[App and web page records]
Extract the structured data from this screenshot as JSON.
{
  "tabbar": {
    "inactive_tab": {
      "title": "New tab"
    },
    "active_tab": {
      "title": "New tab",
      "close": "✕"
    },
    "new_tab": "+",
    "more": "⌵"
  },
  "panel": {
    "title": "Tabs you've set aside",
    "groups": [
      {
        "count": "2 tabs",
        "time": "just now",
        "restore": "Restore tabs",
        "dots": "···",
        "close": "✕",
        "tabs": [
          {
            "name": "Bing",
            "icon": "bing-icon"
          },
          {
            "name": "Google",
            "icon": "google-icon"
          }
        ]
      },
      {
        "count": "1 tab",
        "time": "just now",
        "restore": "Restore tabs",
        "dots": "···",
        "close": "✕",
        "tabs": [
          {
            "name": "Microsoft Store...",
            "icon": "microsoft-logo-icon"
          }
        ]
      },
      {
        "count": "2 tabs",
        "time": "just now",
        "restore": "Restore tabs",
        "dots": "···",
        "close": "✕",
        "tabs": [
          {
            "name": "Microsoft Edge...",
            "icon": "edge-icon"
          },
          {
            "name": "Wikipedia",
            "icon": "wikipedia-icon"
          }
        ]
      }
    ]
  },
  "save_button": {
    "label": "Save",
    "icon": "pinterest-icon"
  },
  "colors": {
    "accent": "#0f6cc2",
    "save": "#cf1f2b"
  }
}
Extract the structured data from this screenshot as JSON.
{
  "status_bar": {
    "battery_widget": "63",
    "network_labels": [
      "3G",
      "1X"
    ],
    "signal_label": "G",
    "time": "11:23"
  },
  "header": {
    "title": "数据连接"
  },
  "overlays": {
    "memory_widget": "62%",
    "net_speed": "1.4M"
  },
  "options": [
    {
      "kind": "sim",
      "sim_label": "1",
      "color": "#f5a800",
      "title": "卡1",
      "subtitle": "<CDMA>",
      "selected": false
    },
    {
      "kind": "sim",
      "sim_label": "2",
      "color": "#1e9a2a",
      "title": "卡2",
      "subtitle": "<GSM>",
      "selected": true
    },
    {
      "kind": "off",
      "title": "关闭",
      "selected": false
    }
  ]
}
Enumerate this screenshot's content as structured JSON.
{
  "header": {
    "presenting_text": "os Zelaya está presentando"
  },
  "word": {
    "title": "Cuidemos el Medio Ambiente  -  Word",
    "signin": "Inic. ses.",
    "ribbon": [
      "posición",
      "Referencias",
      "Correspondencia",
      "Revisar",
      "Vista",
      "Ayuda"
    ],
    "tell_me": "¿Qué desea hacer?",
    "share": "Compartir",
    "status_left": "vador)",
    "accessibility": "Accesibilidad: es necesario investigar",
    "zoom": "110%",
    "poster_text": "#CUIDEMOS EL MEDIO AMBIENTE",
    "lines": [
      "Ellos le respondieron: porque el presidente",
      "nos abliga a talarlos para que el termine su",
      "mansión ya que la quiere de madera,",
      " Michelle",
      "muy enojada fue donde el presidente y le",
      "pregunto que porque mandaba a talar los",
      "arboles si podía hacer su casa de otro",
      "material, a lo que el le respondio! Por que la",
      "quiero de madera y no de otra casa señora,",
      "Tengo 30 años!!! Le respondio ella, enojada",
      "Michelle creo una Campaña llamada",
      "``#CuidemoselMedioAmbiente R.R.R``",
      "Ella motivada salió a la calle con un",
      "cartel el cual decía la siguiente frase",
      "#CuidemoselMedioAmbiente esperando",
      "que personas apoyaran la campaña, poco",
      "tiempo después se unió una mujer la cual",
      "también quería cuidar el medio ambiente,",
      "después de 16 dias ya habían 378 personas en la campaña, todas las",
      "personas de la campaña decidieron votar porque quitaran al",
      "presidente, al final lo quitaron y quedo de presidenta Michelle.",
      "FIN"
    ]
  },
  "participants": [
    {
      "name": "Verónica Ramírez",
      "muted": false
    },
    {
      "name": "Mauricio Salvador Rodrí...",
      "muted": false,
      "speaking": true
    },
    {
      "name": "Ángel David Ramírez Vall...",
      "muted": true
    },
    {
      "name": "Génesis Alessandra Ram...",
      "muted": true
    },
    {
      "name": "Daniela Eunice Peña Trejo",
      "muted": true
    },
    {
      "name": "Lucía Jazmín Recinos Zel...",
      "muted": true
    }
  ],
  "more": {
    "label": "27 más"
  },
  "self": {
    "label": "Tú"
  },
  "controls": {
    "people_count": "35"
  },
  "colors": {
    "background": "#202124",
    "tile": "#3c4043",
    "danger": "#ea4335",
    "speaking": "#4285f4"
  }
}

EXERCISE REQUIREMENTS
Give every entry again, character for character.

ANSWER TO THIS PROBLEM
Extract the structured data from this screenshot as JSON.
{
  "tabbar": {
    "inactive_tab": {
      "title": "New tab"
    },
    "active_tab": {
      "title": "New tab",
      "close": "✕"
    },
    "new_tab": "+",
    "more": "⌵"
  },
  "panel": {
    "title": "Tabs you've set aside",
    "groups": [
      {
        "count": "2 tabs",
        "time": "just now",
        "restore": "Restore tabs",
        "dots": "···",
        "close": "✕",
        "tabs": [
          {
            "name": "Bing",
            "icon": "bing-icon"
          },
          {
            "name": "Google",
            "icon": "google-icon"
          }
        ]
      },
      {
        "count": "1 tab",
        "time": "just now",
        "restore": "Restore tabs",
        "dots": "···",
        "close": "✕",
        "tabs": [
          {
            "name": "Microsoft Store...",
            "icon": "microsoft-logo-icon"
          }
        ]
      },
      {
        "count": "2 tabs",
        "time": "just now",
        "restore": "Restore tabs",
        "dots": "···",
        "close": "✕",
        "tabs": [
          {
            "name": "Microsoft Edge...",
            "icon": "edge-icon"
          },
          {
            "name": "Wikipedia",
            "icon": "wikipedia-icon"
          }
        ]
      }
    ]
  },
  "save_button": {
    "label": "Save",
    "icon": "pinterest-icon"
  },
  "colors": {
    "accent": "#0f6cc2",
    "save": "#cf1f2b"
  }
}
Extract the structured data from this screenshot as JSON.
{
  "status_bar": {
    "battery_widget": "63",
    "network_labels": [
      "3G",
      "1X"
    ],
    "signal_label": "G",
    "time": "11:23"
  },
  "header": {
    "title": "数据连接"
  },
  "overlays": {
    "memory_widget": "62%",
    "net_speed": "1.4M"
  },
  "options": [
    {
      "kind": "sim",
      "sim_label": "1",
      "color": "#f5a800",
      "title": "卡1",
      "subtitle": "<CDMA>",
      "selected": false
    },
    {
      "kind": "sim",
      "sim_label": "2",
      "color": "#1e9a2a",
      "title": "卡2",
      "subtitle": "<GSM>",
      "selected": true
    },
    {
      "kind": "off",
      "title": "关闭",
      "selected": false
    }
  ]
}
Enumerate this screenshot's content as structured JSON.
{
  "header": {
    "presenting_text": "os Zelaya está presentando"
  },
  "word": {
    "title": "Cuidemos el Medio Ambiente  -  Word",
    "signin": "Inic. ses.",
    "ribbon": [
      "posición",
      "Referencias",
      "Correspondencia",
      "Revisar",
      "Vista",
      "Ayuda"
    ],
    "tell_me": "¿Qué desea hacer?",
    "share": "Compartir",
    "status_left": "vador)",
    "accessibility": "Accesibilidad: es necesario investigar",
    "zoom": "110%",
    "poster_text": "#CUIDEMOS EL MEDIO AMBIENTE",
    "lines": [
      "Ellos le respondieron: porque el presidente",
      "nos abliga a talarlos para que el termine su",
      "mansión ya que la quiere de madera,",
      " Michelle",
      "muy enojada fue donde el presidente y le",
      "pregunto que porque mandaba a talar los",
      "arboles si podía hacer su casa de otro",
      "material, a lo que el le respondio! Por que la",
      "quiero de madera y no de otra casa señora,",
      "Tengo 30 años!!! Le respondio ella, enojada",
      "Michelle creo una Campaña llamada",
      "``#CuidemoselMedioAmbiente R.R.R``",
      "Ella motivada salió a la calle con un",
      "cartel el cual decía la siguiente frase",
      "#CuidemoselMedioAmbiente esperando",
      "que personas apoyaran la campaña, poco",
      "tiempo después se unió una mujer la cual",
      "también quería cuidar el medio ambiente,",
      "después de 16 dias ya habían 378 personas en la campaña, todas las",
      "personas de la campaña decidieron votar porque quitaran al",
      "presidente, al final lo quitaron y quedo de presidenta Michelle.",
      "FIN"
    ]
  },
  "participants": [
    {
      "name": "Verónica Ramírez",
      "muted": false
    },
    {
      "name": "Mauricio Salvador Rodrí...",
      "muted": false,
      "speaking": true
    },
    {
      "name": "Ángel David Ramírez Vall...",
      "muted": true
    },
    {
      "name": "Génesis Alessandra Ram...",
      "muted": true
    },
    {
      "name": "Daniela Eunice Peña Trejo",
      "muted": true
    },
    {
      "name": "Lucía Jazmín Recinos Zel...",
      "muted": true
    }
  ],
  "more": {
    "label": "27 más"
  },
  "self": {
    "label": "Tú"
  },
  "controls": {
    "people_count": "35"
  },
  "colors": {
    "background": "#202124",
    "tile": "#3c4043",
    "danger": "#ea4335",
    "speaking": "#4285f4"
  }
}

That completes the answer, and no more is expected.